TASK REQUIREMENTS >>
Count, in the entries, the lines with "formula". Answer with the number only.

━━━━━━

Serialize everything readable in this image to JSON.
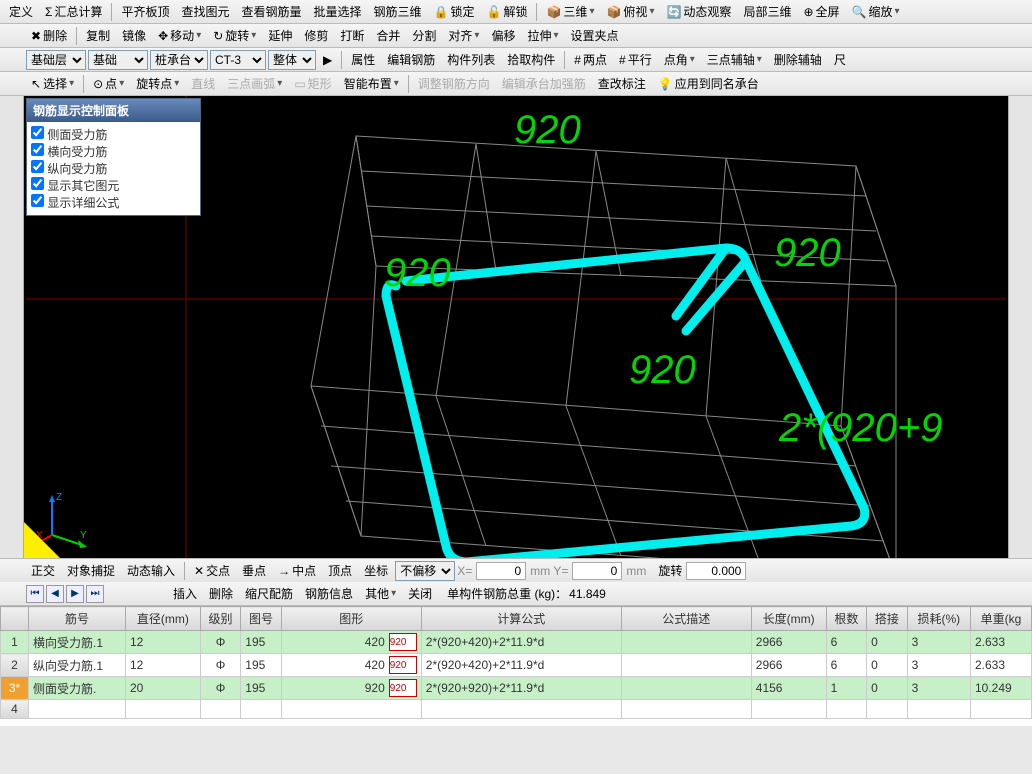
{
  "toolbars": {
    "row1": {
      "items": [
        "定义",
        "汇总计算",
        "平齐板顶",
        "查找图元",
        "查看钢筋量",
        "批量选择",
        "钢筋三维",
        "锁定",
        "解锁",
        "三维",
        "俯视",
        "动态观察",
        "局部三维",
        "全屏",
        "缩放"
      ]
    },
    "row2": {
      "items": [
        "删除",
        "复制",
        "镜像",
        "移动",
        "旋转",
        "延伸",
        "修剪",
        "打断",
        "合并",
        "分割",
        "对齐",
        "偏移",
        "拉伸",
        "设置夹点"
      ]
    },
    "row3": {
      "selects": {
        "layer": "基础层",
        "type": "基础",
        "sub": "桩承台",
        "code": "CT-3",
        "mode": "整体"
      },
      "items": [
        "属性",
        "编辑钢筋",
        "构件列表",
        "拾取构件",
        "两点",
        "平行",
        "点角",
        "三点辅轴",
        "删除辅轴",
        "尺"
      ]
    },
    "row4": {
      "items": [
        "选择",
        "点",
        "旋转点",
        "直线",
        "三点画弧",
        "矩形",
        "智能布置",
        "调整钢筋方向",
        "编辑承台加强筋",
        "查改标注",
        "应用到同名承台"
      ]
    }
  },
  "panel": {
    "title": "钢筋显示控制面板",
    "opts": [
      "侧面受力筋",
      "横向受力筋",
      "纵向受力筋",
      "显示其它图元",
      "显示详细公式"
    ]
  },
  "dims": {
    "d1": "920",
    "d2": "920",
    "d3": "920",
    "d4": "920",
    "formula": "2*(920+9"
  },
  "axis": {
    "x": "X",
    "y": "Y",
    "z": "Z"
  },
  "status": {
    "items": [
      "正交",
      "对象捕捉",
      "动态输入",
      "交点",
      "垂点",
      "中点",
      "顶点",
      "坐标"
    ],
    "offset_sel": "不偏移",
    "x_lbl": "X=",
    "x_val": "0",
    "y_lbl": "mm Y=",
    "y_val": "0",
    "mm": "mm",
    "rot_lbl": "旋转",
    "rot_val": "0.000"
  },
  "nav": {
    "items": [
      "插入",
      "删除",
      "缩尺配筋",
      "钢筋信息",
      "其他",
      "关闭"
    ],
    "weight_lbl": "单构件钢筋总重 (kg)：",
    "weight_val": "41.849"
  },
  "grid": {
    "headers": [
      "筋号",
      "直径(mm)",
      "级别",
      "图号",
      "图形",
      "计算公式",
      "公式描述",
      "长度(mm)",
      "根数",
      "搭接",
      "损耗(%)",
      "单重(kg"
    ],
    "rows": [
      {
        "n": "1",
        "name": "横向受力筋.1",
        "dia": "12",
        "lvl": "Φ",
        "code": "195",
        "shape_pre": "420",
        "shape_in": "920",
        "formula": "2*(920+420)+2*11.9*d",
        "desc": "",
        "len": "2966",
        "cnt": "6",
        "lap": "0",
        "loss": "3",
        "wt": "2.633",
        "green": true
      },
      {
        "n": "2",
        "name": "纵向受力筋.1",
        "dia": "12",
        "lvl": "Φ",
        "code": "195",
        "shape_pre": "420",
        "shape_in": "920",
        "formula": "2*(920+420)+2*11.9*d",
        "desc": "",
        "len": "2966",
        "cnt": "6",
        "lap": "0",
        "loss": "3",
        "wt": "2.633",
        "green": false
      },
      {
        "n": "3*",
        "name": "侧面受力筋.",
        "dia": "20",
        "lvl": "Φ",
        "code": "195",
        "shape_pre": "920",
        "shape_in": "920",
        "formula": "2*(920+920)+2*11.9*d",
        "desc": "",
        "len": "4156",
        "cnt": "1",
        "lap": "0",
        "loss": "3",
        "wt": "10.249",
        "green": true,
        "sel": true
      },
      {
        "n": "4",
        "name": "",
        "dia": "",
        "lvl": "",
        "code": "",
        "shape_pre": "",
        "shape_in": "",
        "formula": "",
        "desc": "",
        "len": "",
        "cnt": "",
        "lap": "",
        "loss": "",
        "wt": "",
        "green": false
      }
    ]
  }
}
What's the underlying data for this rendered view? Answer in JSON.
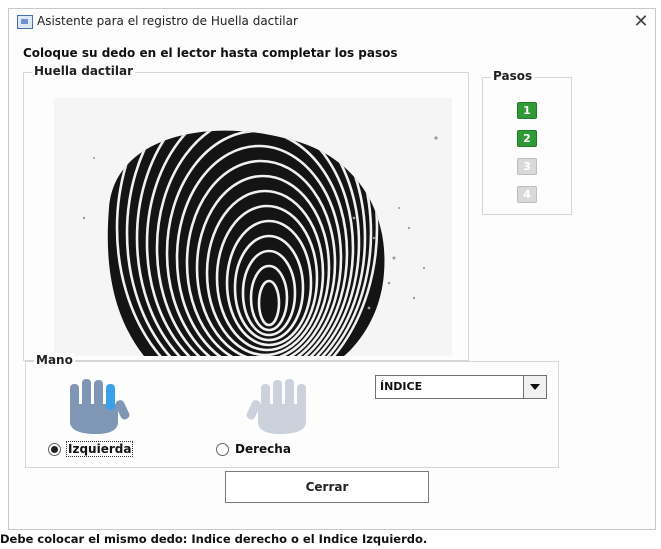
{
  "window": {
    "title": "Asistente para el registro de Huella dactilar",
    "close_glyph": "✕"
  },
  "instruction": "Coloque su dedo en el lector hasta completar los pasos",
  "fingerprint_panel": {
    "label": "Huella dactilar"
  },
  "steps_panel": {
    "label": "Pasos",
    "steps": [
      {
        "label": "1",
        "status": "done"
      },
      {
        "label": "2",
        "status": "done"
      },
      {
        "label": "3",
        "status": "pending"
      },
      {
        "label": "4",
        "status": "pending"
      }
    ]
  },
  "hand_panel": {
    "label": "Mano",
    "finger_select": {
      "value": "ÍNDICE"
    },
    "radios": [
      {
        "label": "Izquierda",
        "checked": true
      },
      {
        "label": "Derecha",
        "checked": false
      }
    ]
  },
  "buttons": {
    "close": "Cerrar"
  },
  "footer": "Debe colocar el mismo dedo: Indice derecho  o el Indice Izquierdo.",
  "colors": {
    "step_done": "#2f9a36",
    "step_pending": "#d9d9d9",
    "hand_active": "#7f97b4",
    "hand_inactive": "#cbd2db",
    "finger_highlight": "#3aa0e8"
  },
  "icons": {
    "title": "app-window-icon",
    "close": "close-icon",
    "left_hand": "left-hand-icon",
    "right_hand": "right-hand-icon",
    "dropdown": "chevron-down-icon"
  }
}
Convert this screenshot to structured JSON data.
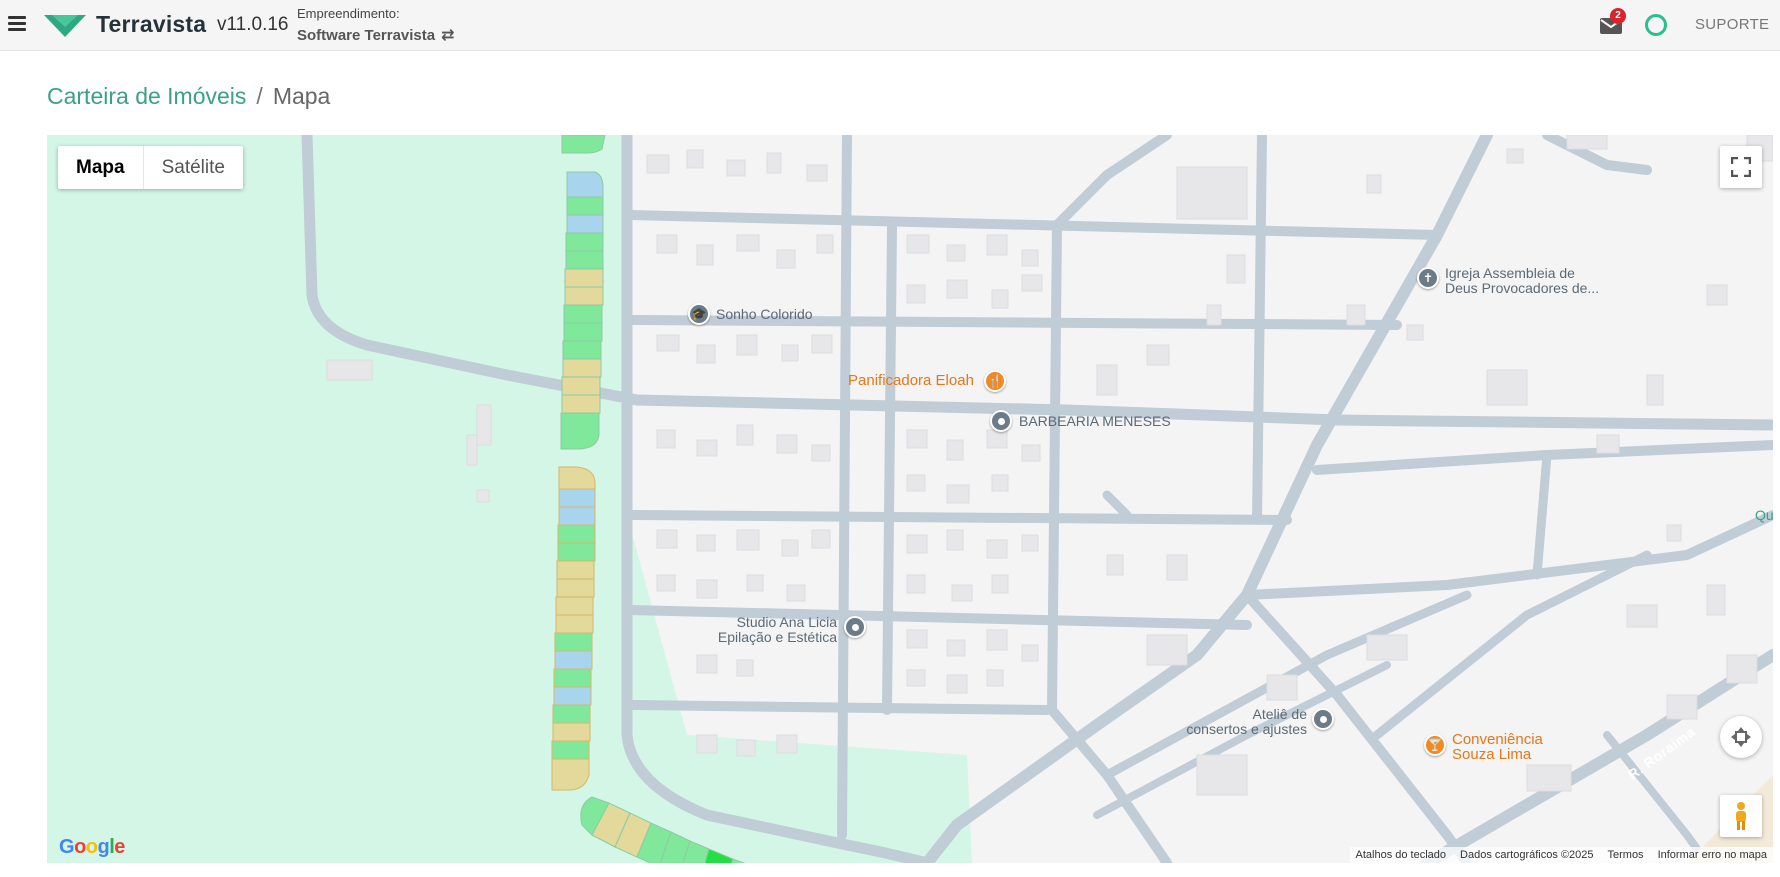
{
  "header": {
    "brand": "Terravista",
    "version": "v11.0.16",
    "empreendimento_label": "Empreendimento:",
    "empreendimento_name": "Software Terravista",
    "switch_icon": "⇄",
    "mail_badge": "2",
    "support_label": "SUPORTE"
  },
  "breadcrumb": {
    "parent": "Carteira de Imóveis",
    "separator": "/",
    "current": "Mapa"
  },
  "map": {
    "type_buttons": {
      "map": "Mapa",
      "satellite": "Satélite"
    },
    "pois": {
      "school": "Sonho Colorido",
      "bakery": "Panificadora Eloah",
      "barber": "BARBEARIA MENESES",
      "church_line1": "Igreja Assembleia de",
      "church_line2": "Deus Provocadores de...",
      "studio_line1": "Studio Ana Licia",
      "studio_line2": "Epilação e Estética",
      "atelie_line1": "Ateliê de",
      "atelie_line2": "consertos e ajustes",
      "conv_line1": "Conveniência",
      "conv_line2": "Souza Lima"
    },
    "road_label": "R. Roraima",
    "edge_label": "Qu",
    "google_logo": [
      "G",
      "o",
      "o",
      "g",
      "l",
      "e"
    ],
    "attribution": {
      "shortcuts": "Atalhos do teclado",
      "data": "Dados cartográficos ©2025",
      "terms": "Termos",
      "report": "Informar erro no mapa"
    }
  },
  "colors": {
    "accent": "#3aa187",
    "park": "#d4f6e6",
    "road": "#c0ccd6",
    "lot_green": "#7fe89a",
    "lot_blue": "#a8d4ee",
    "lot_yellow": "#e2d99a"
  },
  "lot_statuses_strip1": [
    "green",
    "blue",
    "green",
    "blue",
    "green",
    "green",
    "yellow",
    "yellow",
    "green",
    "green",
    "green",
    "yellow",
    "yellow",
    "yellow",
    "green"
  ],
  "lot_statuses_strip2": [
    "yellow",
    "blue",
    "blue",
    "green",
    "green",
    "yellow",
    "yellow",
    "yellow",
    "yellow",
    "green",
    "blue",
    "green",
    "blue",
    "green",
    "yellow",
    "green",
    "yellow"
  ],
  "lot_statuses_strip3": [
    "green",
    "yellow",
    "yellow",
    "green",
    "green",
    "green",
    "bright-green",
    "green"
  ]
}
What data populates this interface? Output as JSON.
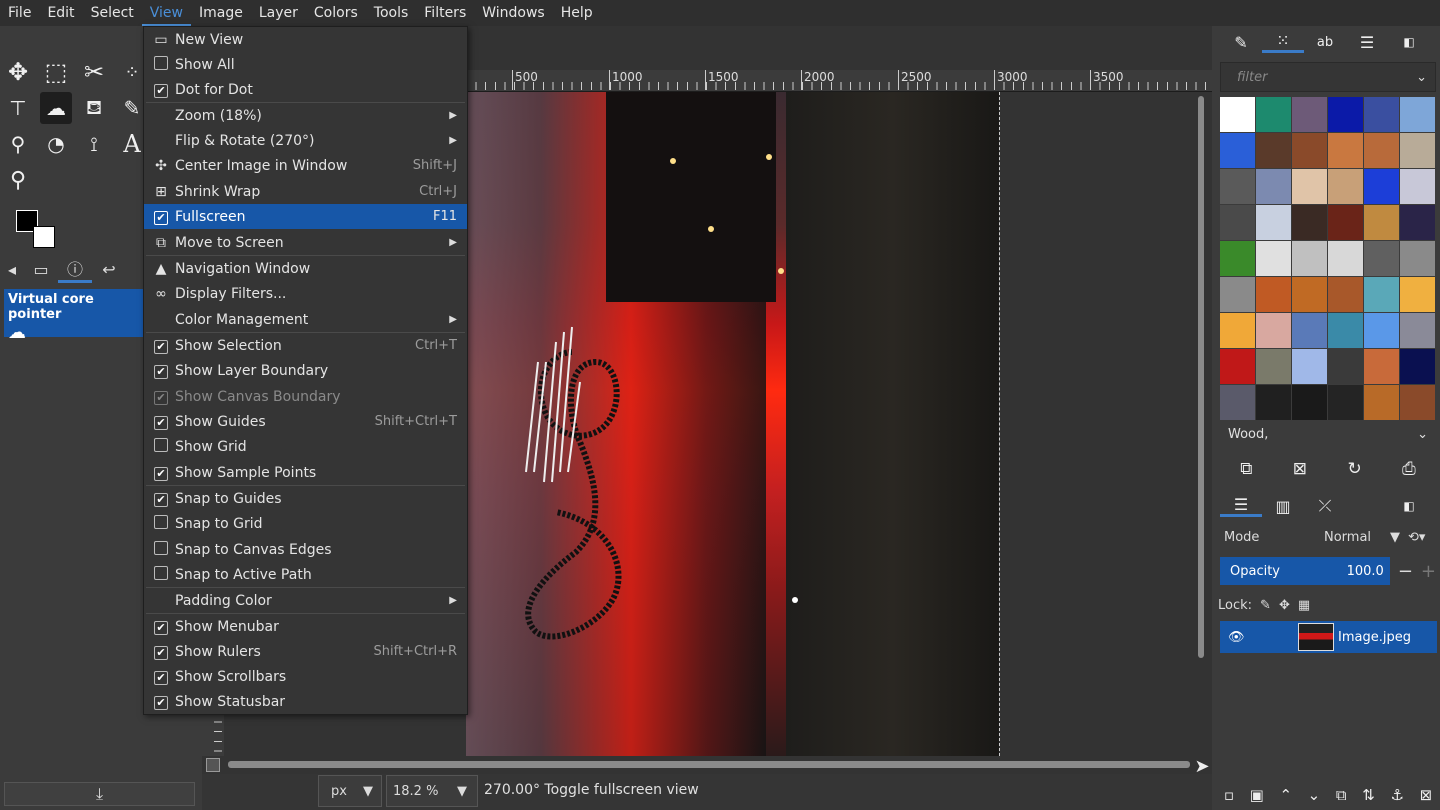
{
  "menubar": {
    "items": [
      "File",
      "Edit",
      "Select",
      "View",
      "Image",
      "Layer",
      "Colors",
      "Tools",
      "Filters",
      "Windows",
      "Help"
    ],
    "active": "View"
  },
  "toolbox": {
    "device_label": "Virtual core pointer"
  },
  "view_menu": {
    "new_view": "New View",
    "show_all": "Show All",
    "dot_for_dot": "Dot for Dot",
    "zoom": "Zoom (18%)",
    "flip_rotate": "Flip & Rotate (270°)",
    "center_image": "Center Image in Window",
    "center_image_sc": "Shift+J",
    "shrink_wrap": "Shrink Wrap",
    "shrink_wrap_sc": "Ctrl+J",
    "fullscreen": "Fullscreen",
    "fullscreen_sc": "F11",
    "move_to_screen": "Move to Screen",
    "navigation_window": "Navigation Window",
    "display_filters": "Display Filters...",
    "color_management": "Color Management",
    "show_selection": "Show Selection",
    "show_selection_sc": "Ctrl+T",
    "show_layer_boundary": "Show Layer Boundary",
    "show_canvas_boundary": "Show Canvas Boundary",
    "show_guides": "Show Guides",
    "show_guides_sc": "Shift+Ctrl+T",
    "show_grid": "Show Grid",
    "show_sample_points": "Show Sample Points",
    "snap_to_guides": "Snap to Guides",
    "snap_to_grid": "Snap to Grid",
    "snap_to_canvas_edges": "Snap to Canvas Edges",
    "snap_to_active_path": "Snap to Active Path",
    "padding_color": "Padding Color",
    "show_menubar": "Show Menubar",
    "show_rulers": "Show Rulers",
    "show_rulers_sc": "Shift+Ctrl+R",
    "show_scrollbars": "Show Scrollbars",
    "show_statusbar": "Show Statusbar"
  },
  "ruler": {
    "labels": [
      "500",
      "1000",
      "1500",
      "2000",
      "2500",
      "3000",
      "3500"
    ]
  },
  "statusbar": {
    "unit": "px",
    "zoom": "18.2 %",
    "message": "270.00° Toggle fullscreen view"
  },
  "patterns_panel": {
    "filter_placeholder": "filter",
    "selected_pattern": "Wood,",
    "swatches": [
      "#ffffff",
      "#1d8a6e",
      "#6d5a78",
      "#0b1aa8",
      "#3a4fa0",
      "#7ea6d8",
      "#2a5fd8",
      "#5a3a2a",
      "#8a4a2a",
      "#c97840",
      "#b86a3a",
      "#b8ab98",
      "#5a5a5a",
      "#7c8ab0",
      "#e0c4a8",
      "#c8a078",
      "#1c3ed8",
      "#c8c8d8",
      "#4a4a4a",
      "#c8d0e0",
      "#3a2a24",
      "#6a2418",
      "#c08a40",
      "#2a2448",
      "#3a8a2a",
      "#e0e0e0",
      "#c0c0c0",
      "#d8d8d8",
      "#606060",
      "#8a8a8a",
      "#8a8a8a",
      "#c05a24",
      "#c06a24",
      "#a8582a",
      "#5aa8b8",
      "#f0b040",
      "#f0a838",
      "#d8a8a0",
      "#5a7ab8",
      "#3a8aa8",
      "#5a98e8",
      "#8a8a98",
      "#c01818",
      "#7a7a6a",
      "#a0b8e8",
      "#3a3a3a",
      "#c86a3a",
      "#0a1050",
      "#5a5a6a",
      "#202020",
      "#1a1a1a",
      "#242424",
      "#b86a28",
      "#8a4a2a"
    ]
  },
  "layers_panel": {
    "mode_label": "Mode",
    "mode_value": "Normal",
    "opacity_label": "Opacity",
    "opacity_value": "100.0",
    "lock_label": "Lock:",
    "layer_name": "Image.jpeg"
  }
}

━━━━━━

EXPECTED ANSWER >>
5